▶ _TASK STATEMENT_: Go through the data below and copy each line where the word "time" occurs.

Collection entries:
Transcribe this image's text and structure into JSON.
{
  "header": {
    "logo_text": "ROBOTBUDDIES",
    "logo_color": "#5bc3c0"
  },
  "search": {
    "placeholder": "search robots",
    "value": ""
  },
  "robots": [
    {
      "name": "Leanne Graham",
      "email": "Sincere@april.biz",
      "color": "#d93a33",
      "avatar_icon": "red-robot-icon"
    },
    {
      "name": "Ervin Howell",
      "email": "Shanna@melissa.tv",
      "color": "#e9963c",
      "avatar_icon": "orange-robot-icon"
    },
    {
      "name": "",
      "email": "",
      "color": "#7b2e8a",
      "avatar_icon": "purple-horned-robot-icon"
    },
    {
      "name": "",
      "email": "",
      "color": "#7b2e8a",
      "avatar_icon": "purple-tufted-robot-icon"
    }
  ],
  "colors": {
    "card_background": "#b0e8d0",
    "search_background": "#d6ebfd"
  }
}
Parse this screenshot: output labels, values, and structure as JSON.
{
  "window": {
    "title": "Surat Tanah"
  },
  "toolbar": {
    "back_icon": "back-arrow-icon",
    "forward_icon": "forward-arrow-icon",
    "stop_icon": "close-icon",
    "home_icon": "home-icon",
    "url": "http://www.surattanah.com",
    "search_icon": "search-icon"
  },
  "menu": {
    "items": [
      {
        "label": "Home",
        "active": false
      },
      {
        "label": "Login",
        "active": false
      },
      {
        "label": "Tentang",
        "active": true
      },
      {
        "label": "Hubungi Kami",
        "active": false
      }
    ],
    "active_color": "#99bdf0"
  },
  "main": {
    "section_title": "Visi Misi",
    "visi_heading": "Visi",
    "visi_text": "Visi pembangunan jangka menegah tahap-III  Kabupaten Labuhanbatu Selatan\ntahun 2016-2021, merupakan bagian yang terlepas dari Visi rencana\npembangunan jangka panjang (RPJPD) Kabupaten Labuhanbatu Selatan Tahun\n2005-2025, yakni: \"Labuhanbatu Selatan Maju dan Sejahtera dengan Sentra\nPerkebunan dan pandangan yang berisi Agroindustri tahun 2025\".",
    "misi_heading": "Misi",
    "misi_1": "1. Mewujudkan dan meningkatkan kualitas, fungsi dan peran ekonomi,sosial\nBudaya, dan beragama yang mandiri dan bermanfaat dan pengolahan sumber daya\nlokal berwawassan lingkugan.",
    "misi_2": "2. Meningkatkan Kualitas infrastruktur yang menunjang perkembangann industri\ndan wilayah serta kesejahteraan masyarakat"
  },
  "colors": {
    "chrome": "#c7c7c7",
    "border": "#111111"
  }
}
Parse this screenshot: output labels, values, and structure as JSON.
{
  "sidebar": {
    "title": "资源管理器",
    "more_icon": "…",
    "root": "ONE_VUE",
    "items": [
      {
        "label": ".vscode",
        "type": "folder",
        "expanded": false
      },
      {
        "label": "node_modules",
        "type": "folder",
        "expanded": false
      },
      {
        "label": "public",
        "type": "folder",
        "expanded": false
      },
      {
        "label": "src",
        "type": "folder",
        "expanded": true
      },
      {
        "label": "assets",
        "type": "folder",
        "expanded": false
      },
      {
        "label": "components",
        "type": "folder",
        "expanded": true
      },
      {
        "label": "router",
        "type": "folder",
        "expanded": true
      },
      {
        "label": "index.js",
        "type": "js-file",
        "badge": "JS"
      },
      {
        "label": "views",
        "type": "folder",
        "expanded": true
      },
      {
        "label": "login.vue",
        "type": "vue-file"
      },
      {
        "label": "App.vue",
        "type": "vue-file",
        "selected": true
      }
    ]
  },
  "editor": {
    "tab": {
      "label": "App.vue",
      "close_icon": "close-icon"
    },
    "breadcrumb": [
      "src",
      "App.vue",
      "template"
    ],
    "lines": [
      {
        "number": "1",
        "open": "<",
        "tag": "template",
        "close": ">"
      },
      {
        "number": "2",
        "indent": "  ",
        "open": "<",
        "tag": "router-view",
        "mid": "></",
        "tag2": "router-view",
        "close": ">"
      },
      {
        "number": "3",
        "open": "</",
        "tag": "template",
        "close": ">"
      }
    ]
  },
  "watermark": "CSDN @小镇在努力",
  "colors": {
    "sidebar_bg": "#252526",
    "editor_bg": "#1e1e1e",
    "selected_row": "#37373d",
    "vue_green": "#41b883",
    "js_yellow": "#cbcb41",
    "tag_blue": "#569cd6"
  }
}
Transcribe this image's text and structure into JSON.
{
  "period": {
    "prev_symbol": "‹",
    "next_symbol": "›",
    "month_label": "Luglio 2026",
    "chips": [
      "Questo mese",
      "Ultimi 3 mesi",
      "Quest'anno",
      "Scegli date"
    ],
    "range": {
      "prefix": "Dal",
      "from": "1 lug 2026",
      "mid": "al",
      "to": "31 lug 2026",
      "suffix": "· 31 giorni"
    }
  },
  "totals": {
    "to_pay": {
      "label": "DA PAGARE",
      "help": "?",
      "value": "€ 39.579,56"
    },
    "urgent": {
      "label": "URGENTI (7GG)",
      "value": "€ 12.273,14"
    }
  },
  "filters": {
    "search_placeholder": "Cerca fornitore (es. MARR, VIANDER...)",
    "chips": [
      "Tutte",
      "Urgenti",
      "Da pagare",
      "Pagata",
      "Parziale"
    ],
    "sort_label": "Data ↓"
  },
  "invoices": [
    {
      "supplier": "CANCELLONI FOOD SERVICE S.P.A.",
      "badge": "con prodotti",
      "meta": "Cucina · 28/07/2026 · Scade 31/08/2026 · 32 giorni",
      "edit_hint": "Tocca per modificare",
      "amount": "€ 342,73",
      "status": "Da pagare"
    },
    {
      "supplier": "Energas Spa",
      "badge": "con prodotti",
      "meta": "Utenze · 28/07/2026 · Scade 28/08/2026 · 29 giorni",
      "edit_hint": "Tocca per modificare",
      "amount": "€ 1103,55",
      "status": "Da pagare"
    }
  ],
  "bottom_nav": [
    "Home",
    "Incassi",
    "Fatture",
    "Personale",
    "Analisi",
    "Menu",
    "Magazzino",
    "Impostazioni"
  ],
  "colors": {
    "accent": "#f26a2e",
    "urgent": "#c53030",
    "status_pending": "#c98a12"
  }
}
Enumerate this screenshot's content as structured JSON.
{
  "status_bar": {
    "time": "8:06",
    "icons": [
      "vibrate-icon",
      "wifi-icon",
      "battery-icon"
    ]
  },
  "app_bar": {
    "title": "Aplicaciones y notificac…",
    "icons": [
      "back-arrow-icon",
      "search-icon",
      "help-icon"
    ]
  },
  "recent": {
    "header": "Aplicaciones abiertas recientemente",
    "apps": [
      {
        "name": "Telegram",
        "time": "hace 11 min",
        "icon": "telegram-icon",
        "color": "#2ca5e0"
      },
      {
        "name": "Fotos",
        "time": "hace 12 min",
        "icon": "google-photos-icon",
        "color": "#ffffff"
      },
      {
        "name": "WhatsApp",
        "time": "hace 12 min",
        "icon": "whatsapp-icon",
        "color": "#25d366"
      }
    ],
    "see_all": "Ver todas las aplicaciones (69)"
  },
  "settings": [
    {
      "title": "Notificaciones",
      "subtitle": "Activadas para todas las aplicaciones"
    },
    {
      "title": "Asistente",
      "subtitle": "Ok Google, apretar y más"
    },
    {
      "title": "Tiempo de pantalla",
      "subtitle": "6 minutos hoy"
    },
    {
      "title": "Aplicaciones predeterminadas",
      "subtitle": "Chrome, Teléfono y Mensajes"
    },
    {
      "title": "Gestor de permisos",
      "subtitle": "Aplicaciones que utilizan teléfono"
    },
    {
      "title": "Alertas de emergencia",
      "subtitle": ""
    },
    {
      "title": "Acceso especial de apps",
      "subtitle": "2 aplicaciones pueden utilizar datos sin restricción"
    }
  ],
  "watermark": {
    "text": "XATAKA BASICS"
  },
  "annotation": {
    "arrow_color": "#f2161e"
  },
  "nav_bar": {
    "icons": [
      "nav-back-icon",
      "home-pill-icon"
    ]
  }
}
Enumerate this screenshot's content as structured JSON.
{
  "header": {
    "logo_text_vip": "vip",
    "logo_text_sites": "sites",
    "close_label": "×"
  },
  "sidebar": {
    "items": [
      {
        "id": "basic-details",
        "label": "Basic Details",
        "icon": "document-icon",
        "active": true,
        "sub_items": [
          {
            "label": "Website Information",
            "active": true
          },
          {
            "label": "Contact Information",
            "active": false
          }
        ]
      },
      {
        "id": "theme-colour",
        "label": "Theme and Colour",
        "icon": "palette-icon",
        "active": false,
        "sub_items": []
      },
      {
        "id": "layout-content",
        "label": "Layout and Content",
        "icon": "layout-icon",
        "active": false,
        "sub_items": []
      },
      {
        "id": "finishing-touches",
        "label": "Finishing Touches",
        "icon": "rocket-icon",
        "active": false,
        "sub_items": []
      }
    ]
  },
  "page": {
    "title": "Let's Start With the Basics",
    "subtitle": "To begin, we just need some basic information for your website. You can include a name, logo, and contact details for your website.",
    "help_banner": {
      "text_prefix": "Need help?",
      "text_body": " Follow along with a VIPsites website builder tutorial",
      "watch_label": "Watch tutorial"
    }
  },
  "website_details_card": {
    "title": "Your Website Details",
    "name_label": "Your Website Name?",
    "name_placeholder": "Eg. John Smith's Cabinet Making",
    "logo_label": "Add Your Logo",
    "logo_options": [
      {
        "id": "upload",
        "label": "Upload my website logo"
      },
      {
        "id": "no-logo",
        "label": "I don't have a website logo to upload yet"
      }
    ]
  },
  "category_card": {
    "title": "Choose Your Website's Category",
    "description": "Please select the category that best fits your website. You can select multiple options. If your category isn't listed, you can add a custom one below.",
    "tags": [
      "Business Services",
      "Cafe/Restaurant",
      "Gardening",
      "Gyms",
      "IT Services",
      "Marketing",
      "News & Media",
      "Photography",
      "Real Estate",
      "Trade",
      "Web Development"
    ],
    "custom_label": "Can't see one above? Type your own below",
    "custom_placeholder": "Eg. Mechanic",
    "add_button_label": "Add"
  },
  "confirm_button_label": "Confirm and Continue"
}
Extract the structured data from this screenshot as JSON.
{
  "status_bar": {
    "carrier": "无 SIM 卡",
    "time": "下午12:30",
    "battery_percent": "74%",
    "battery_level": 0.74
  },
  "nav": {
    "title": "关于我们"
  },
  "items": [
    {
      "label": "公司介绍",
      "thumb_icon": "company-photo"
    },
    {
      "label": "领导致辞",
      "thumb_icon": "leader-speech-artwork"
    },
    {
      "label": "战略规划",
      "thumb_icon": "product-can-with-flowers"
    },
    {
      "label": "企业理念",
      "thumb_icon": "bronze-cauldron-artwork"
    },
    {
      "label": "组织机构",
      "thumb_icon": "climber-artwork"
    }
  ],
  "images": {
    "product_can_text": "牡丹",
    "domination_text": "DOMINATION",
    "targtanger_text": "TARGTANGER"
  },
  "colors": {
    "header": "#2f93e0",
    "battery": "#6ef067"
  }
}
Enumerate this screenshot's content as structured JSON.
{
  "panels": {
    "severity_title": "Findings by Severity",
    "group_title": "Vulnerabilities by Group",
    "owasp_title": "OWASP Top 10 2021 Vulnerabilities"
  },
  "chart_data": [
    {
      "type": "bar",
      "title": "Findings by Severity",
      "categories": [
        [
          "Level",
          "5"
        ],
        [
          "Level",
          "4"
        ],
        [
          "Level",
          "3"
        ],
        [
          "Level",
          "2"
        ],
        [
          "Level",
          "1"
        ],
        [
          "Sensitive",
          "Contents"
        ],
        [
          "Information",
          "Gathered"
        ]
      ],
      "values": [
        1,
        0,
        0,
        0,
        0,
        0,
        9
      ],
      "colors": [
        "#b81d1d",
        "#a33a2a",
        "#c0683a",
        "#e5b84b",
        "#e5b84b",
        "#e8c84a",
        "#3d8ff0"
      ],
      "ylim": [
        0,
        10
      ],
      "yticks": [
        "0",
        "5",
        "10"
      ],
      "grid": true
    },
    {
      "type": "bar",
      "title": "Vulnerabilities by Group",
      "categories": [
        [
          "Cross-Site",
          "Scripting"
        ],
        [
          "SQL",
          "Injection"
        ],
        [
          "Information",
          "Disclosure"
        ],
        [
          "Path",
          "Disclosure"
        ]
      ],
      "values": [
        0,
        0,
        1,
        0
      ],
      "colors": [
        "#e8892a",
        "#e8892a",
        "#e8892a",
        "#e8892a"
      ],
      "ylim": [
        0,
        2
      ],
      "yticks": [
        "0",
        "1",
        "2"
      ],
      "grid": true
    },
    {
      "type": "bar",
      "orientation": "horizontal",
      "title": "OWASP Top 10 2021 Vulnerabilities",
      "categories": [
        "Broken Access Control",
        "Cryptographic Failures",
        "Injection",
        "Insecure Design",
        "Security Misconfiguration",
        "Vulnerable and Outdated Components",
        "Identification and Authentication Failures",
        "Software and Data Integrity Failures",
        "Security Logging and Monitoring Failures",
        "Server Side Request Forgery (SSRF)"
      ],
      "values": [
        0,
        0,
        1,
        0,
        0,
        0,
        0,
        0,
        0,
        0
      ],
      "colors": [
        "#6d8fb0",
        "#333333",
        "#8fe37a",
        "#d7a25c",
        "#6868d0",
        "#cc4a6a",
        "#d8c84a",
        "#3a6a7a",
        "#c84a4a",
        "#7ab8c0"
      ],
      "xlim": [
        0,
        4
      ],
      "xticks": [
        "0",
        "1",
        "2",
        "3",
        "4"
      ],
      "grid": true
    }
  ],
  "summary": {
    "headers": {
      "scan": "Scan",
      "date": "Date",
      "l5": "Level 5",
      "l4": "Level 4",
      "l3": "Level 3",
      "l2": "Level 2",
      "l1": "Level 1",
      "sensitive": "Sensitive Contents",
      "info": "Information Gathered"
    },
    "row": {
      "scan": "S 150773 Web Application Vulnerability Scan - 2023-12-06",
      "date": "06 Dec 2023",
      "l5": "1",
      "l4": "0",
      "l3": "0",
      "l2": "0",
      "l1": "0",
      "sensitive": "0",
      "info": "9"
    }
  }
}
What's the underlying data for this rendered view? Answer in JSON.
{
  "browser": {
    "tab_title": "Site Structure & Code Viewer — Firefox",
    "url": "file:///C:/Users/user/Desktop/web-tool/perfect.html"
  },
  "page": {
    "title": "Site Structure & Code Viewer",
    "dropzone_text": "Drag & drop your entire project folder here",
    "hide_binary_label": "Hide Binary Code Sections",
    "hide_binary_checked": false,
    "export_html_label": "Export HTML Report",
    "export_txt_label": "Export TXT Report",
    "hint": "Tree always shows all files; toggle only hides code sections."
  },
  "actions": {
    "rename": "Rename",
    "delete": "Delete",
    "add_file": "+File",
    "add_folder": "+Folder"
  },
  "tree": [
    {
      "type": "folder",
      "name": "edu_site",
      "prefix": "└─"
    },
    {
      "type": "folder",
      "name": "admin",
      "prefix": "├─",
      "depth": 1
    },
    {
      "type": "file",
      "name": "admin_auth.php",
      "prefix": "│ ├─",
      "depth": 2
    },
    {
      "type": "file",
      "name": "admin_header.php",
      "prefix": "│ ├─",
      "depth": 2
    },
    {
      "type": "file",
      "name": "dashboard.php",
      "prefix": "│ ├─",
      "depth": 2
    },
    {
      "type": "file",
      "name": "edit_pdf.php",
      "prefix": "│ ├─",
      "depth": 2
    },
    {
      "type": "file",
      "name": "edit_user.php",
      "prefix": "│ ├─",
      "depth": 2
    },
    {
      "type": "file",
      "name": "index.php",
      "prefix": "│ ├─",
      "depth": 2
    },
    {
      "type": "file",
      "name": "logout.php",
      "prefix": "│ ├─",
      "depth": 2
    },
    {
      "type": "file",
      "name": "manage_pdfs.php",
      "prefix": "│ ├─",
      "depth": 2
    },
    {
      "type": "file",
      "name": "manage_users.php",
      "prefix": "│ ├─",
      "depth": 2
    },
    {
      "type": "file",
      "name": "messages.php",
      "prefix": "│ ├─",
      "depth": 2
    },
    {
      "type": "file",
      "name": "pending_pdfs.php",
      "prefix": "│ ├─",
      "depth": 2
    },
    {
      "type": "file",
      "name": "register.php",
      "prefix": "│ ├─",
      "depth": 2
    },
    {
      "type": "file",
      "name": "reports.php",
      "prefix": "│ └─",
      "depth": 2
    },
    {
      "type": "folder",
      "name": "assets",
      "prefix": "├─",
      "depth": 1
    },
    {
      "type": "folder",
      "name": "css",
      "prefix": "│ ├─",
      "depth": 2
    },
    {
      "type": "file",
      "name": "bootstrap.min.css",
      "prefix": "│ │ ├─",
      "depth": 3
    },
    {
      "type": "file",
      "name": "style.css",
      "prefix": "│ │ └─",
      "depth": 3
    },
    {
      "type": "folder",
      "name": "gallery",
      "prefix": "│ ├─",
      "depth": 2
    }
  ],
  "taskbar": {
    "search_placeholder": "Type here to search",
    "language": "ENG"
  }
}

▶ _EXPECTED OUTPUT_:
    "time": "8:06",
        "time": "hace 11 min",
        "time": "hace 12 min",
        "time": "hace 12 min",
    "time": "下午12:30",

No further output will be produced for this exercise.